While the story was interesting the story telling was not. I found this book to be a whole lot of telling the reader what is going on instead of showing us and letting the reader picture the true face of war in their imaginations. The poor writing left this story gasping for air. When I start skimming, I know I’m in trouble.

This book has so much hype and is being made into a movie. As a writer, again I’m dumbfounded as to how this book became a best seller. As an author who dreams of this kind of success, I might have set too high a standard for myself. Do I have to settle for a book, poorly written? Has the intelligence of the reader sunk to these kinds of lows?

I hope there are books out there that are interesting, engaging, funny, emotional, waiting for me to enjoy them. But right now I’m struggling to find one worth my time.

Surviving Savannah by Patti Callahan

I’m planning a little road trip up the east coast the Savannah and Charleston so I decided to immerse myself in some books about the region. Surviving Savannah has appeared in so many book lists lately, I figured I should read it to get some southern flavor. Although I live in Florida, it’s not really “southern” here. It’s rare to find a Florida native these days with so many northerners now living in the state.

I thought I was going to love this book at first, a mix of history with a present day story. But what ended up happening for me, was the historical parts dealing with the sinking of the ship, Pulaski, were interesting and engaging. The present day story of a woman curating an exhibit on the Pulaski turned out to be a whole lot of nothing. I started skimming those pages to get back to the good parts.

I admit that as a writer, I sometimes am very critical of a book that may be a perfectly good story, I just can’t overlook the errors in the craft of writing. My sister has the same issue and started taking notes in order to keep track of the characters as they enter and exit the story. I think taking notes while reading is distracting. We decided maybe we’re getting old and writing styles are changing for a new generation of readers. That may be very true but what’s going to be left for me to read and enjoy if no one cares about writing to engage me and my generation of voracious readers?

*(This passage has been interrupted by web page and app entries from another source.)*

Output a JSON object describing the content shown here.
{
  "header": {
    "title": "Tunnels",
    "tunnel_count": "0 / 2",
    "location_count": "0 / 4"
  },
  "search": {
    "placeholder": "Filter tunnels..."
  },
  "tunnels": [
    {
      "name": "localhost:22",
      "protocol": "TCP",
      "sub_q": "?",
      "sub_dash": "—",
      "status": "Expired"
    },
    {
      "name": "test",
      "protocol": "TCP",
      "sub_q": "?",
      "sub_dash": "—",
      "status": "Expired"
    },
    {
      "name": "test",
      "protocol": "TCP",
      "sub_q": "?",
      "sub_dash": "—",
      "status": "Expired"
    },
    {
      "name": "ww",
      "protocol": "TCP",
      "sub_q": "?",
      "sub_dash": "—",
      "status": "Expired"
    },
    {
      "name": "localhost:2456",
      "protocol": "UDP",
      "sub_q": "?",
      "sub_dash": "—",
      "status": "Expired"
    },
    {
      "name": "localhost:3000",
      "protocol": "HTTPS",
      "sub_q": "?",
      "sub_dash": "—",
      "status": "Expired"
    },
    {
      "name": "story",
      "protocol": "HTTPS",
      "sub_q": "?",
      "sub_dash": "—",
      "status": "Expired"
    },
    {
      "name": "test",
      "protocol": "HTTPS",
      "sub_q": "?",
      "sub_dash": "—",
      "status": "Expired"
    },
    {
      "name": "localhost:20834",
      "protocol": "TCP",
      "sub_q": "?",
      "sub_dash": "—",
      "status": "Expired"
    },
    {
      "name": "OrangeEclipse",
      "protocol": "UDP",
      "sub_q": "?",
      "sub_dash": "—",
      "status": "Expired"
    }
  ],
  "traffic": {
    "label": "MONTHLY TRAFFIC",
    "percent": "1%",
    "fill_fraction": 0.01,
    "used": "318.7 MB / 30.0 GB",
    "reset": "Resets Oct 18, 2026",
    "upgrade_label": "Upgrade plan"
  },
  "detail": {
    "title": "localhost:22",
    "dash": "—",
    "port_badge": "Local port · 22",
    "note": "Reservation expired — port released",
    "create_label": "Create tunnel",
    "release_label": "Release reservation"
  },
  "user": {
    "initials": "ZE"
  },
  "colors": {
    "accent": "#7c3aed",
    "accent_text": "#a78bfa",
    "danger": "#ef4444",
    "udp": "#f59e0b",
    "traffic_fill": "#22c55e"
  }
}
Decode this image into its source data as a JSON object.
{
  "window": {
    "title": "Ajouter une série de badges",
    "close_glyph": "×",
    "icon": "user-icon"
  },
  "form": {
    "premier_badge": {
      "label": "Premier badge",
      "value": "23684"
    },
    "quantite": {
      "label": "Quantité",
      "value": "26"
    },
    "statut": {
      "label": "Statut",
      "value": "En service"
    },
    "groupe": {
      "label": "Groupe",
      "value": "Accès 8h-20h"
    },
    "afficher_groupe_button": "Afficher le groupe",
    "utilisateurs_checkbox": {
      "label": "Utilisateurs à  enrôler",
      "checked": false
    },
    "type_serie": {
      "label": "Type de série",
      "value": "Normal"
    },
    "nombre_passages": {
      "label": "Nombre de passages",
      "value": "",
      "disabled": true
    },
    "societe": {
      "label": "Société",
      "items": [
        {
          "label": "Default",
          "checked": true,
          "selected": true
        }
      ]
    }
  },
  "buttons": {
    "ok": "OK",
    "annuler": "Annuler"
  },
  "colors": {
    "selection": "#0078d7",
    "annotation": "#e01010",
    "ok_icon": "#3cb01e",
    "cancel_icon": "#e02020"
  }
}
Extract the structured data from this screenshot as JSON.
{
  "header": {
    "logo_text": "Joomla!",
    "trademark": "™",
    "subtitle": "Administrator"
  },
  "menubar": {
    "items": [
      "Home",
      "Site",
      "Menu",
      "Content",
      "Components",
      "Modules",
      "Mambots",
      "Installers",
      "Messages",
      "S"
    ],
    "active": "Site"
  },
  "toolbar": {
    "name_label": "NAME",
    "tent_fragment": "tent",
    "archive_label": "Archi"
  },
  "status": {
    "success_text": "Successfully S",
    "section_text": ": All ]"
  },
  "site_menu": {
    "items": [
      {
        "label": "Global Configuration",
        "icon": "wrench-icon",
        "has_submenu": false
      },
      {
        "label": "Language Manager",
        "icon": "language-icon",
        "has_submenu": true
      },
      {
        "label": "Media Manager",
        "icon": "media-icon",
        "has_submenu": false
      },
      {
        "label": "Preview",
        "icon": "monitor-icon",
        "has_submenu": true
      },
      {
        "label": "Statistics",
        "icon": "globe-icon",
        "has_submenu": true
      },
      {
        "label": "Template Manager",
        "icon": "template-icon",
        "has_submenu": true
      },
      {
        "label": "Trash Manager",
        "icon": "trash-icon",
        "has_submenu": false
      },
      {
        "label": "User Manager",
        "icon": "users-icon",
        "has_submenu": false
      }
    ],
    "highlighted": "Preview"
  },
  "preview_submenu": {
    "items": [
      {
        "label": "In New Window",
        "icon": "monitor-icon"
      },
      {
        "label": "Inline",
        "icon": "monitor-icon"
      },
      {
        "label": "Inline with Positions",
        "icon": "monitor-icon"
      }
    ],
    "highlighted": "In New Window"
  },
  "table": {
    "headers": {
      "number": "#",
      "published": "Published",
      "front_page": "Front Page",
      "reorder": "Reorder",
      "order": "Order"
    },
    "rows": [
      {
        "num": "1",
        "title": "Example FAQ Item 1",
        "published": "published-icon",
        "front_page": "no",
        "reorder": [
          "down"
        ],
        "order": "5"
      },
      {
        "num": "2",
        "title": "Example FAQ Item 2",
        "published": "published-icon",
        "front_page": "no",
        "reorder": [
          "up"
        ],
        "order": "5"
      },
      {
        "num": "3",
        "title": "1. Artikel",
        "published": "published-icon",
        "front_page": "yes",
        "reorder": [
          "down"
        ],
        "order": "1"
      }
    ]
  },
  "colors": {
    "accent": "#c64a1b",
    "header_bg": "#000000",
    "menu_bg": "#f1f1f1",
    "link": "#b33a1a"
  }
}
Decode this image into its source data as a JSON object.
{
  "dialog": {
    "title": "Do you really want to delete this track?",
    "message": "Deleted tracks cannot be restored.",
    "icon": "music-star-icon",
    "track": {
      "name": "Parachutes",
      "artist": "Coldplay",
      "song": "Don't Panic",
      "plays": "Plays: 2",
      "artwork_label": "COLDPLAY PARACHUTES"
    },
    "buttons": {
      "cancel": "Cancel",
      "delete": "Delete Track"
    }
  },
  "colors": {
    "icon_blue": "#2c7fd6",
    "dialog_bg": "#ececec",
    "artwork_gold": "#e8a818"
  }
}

There was so much hype for Surviving Savannah and this book didn’t deserve it. With so much meaningless yada, yada, yada, I learned very little about Savannah. I’m not old and I’m not being over critical. I truly tried to keep an open mind since I wanted to learn about this piece of history. This is not a book that was worth the time I invested in reading it. Now I’m back to the drawing board to find a book that can satisfy my yearning for Southern charm.

Shakespeare Saved my Life by Laura Bates

As hard as I try to read all the books on my Kindle, frankly I just don’t think that will ever happen. I’m too often tempted by books I see on Facebook or magazines and the ever popular celebrity book clubs. This time I logged into my local library website and this book popped up, Shakespeare Saved My Life. The description intrigued me.

I know very little about Shakespeare even though I consider myself fairly well read. Laura Bates taught Shakespeare in a solitary confinement unit in a prison. Prisons are something I know even less about so I saw the combination of the two as a learning opportunity.

Many Shakespeare plays are about murder, something many of these inmates could relate to. Dr. Bates taught the classes without seeing her students except through the small hole in the cell door where meals were passed through. One student in particular, embraced Shakespeare and because of his studies brought himself out of his darkness and began to set new goals for himself and his life behind bars.

The role of society as a whole played a large part in this story. But the most enlightening part was that of the prisoners. Not only has society failed them but they have failed themselves because they were not taught certain skills. And believe it or not Shakespeare and his plays to this day, held the power to help them change their lives even as they lived behind bars. Hats off to Dr. Bates for her work in the prison system and for sharing this story with the world.